Items from a dataset:
------------------------

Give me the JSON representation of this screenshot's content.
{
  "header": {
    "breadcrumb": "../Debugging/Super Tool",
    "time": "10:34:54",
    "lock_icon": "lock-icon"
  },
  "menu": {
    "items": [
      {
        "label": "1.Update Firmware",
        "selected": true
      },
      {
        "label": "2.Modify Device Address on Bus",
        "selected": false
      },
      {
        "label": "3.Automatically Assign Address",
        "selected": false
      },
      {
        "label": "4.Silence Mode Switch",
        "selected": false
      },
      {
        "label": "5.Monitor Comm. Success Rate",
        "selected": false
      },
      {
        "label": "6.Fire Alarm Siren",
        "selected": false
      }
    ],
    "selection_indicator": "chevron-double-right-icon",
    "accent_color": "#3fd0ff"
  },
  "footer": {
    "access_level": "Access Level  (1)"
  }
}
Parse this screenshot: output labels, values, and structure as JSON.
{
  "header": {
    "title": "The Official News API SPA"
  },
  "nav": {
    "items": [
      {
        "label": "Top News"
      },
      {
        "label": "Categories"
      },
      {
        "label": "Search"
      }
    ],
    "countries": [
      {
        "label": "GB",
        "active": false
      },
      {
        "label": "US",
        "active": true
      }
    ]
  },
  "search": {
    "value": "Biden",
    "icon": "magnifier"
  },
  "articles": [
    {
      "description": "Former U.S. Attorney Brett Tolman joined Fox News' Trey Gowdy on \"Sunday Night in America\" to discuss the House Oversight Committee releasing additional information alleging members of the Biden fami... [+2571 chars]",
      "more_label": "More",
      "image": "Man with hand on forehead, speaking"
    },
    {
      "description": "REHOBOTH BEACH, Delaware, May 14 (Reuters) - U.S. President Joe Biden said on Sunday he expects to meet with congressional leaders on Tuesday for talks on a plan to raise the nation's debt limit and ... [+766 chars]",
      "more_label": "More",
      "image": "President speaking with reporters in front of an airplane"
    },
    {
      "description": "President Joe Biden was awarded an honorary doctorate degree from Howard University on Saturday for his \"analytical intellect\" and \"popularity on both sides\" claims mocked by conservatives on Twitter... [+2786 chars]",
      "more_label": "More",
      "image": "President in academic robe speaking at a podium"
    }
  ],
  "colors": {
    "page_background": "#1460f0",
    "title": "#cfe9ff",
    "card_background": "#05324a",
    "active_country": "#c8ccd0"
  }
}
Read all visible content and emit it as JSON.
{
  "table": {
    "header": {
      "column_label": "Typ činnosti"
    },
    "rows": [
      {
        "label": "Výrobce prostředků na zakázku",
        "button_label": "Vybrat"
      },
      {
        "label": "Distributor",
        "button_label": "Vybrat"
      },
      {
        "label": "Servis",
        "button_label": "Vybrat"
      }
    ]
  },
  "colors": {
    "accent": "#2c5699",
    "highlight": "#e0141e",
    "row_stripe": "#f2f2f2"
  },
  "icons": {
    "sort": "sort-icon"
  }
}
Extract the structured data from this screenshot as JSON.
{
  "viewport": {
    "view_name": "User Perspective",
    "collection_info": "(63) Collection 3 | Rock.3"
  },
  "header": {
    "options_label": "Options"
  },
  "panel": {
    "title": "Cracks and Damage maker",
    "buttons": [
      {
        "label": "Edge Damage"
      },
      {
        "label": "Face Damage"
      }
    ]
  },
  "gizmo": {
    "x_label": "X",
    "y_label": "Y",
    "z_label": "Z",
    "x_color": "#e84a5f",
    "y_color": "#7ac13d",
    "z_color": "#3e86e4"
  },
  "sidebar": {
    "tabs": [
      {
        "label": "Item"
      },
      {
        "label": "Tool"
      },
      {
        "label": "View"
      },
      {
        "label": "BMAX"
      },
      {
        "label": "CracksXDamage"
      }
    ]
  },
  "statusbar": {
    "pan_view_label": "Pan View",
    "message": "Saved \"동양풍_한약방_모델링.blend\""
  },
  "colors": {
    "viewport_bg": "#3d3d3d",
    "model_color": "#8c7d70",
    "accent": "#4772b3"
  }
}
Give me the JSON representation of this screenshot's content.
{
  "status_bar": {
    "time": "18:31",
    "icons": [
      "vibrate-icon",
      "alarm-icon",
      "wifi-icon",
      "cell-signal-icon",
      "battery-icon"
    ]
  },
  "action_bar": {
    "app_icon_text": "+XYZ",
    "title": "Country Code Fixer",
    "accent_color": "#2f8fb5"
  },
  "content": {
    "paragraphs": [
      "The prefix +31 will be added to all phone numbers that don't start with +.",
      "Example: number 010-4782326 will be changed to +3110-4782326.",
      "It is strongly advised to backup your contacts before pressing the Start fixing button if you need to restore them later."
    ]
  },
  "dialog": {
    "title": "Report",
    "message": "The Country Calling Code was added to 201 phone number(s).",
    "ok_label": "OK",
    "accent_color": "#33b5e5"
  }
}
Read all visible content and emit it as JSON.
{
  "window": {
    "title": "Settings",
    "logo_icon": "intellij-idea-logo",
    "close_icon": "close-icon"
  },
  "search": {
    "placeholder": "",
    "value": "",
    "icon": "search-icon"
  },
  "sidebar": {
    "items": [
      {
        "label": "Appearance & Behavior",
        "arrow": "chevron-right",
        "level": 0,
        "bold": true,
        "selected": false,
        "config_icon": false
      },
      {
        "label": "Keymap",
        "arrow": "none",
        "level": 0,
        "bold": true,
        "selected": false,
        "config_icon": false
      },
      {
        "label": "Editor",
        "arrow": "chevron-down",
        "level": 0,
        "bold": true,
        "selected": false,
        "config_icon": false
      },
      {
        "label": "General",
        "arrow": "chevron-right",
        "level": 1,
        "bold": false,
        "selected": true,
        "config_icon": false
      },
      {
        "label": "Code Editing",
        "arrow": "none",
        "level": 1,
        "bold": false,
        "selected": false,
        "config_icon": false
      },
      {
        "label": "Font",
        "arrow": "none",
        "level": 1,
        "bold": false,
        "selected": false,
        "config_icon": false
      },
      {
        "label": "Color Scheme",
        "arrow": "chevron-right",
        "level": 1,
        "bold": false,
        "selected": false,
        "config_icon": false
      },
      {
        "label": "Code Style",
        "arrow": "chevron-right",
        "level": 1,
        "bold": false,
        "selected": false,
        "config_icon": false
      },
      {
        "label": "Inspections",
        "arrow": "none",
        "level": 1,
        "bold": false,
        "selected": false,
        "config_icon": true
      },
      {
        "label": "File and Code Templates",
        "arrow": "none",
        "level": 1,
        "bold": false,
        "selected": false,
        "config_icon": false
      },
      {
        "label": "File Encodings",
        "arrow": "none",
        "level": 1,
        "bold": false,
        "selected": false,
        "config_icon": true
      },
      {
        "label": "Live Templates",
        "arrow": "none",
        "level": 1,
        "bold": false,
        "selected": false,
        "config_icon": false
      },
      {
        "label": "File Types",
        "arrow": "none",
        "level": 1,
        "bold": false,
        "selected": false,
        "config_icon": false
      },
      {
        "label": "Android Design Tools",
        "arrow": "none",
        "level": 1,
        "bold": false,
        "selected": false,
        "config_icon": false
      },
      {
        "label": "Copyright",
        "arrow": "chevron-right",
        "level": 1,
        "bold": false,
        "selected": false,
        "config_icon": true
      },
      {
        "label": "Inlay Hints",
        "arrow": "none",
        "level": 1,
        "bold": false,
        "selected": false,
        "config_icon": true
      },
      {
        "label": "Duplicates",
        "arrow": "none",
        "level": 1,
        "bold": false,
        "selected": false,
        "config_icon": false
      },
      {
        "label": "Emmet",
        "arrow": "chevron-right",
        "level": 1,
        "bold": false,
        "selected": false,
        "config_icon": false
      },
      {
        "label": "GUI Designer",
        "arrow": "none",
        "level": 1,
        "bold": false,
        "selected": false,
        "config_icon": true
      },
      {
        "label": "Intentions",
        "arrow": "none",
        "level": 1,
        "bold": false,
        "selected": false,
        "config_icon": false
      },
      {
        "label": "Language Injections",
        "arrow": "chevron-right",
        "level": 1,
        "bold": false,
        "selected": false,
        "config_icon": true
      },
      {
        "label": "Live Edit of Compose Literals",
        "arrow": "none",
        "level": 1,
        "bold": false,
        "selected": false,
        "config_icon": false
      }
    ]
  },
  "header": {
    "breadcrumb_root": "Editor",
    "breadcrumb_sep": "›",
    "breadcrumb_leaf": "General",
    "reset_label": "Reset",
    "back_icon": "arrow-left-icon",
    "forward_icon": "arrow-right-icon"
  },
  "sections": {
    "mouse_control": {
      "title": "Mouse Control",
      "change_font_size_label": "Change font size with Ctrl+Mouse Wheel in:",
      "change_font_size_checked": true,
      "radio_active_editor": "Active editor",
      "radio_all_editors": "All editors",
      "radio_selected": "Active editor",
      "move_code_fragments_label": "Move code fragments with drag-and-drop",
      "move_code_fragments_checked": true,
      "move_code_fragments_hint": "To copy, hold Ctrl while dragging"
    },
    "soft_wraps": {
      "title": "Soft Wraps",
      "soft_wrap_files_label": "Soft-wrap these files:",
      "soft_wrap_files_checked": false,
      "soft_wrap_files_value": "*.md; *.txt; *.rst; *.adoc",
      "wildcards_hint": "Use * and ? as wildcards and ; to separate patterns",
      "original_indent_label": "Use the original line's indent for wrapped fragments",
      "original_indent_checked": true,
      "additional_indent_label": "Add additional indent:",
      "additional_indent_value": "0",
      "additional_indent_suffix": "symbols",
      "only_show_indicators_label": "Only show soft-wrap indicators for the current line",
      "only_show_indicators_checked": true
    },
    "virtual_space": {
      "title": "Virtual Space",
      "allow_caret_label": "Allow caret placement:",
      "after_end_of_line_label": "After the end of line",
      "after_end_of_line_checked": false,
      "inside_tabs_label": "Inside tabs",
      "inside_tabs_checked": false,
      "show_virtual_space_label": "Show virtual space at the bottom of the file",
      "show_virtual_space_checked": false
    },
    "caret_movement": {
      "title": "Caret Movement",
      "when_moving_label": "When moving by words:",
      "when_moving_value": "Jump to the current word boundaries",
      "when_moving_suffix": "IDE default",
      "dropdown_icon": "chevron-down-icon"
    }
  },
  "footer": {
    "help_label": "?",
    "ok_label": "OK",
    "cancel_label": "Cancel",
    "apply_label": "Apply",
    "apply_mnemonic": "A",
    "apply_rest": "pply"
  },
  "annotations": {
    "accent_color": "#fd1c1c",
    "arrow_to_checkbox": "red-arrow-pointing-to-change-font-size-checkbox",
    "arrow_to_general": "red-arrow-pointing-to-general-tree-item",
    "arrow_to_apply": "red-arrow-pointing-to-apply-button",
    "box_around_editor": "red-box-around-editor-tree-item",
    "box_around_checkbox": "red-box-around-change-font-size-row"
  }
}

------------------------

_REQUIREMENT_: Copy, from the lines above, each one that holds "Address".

_TASK ANSWER_:
        "label": "2.Modify Device Address on Bus",
        "label": "3.Automatically Assign Address",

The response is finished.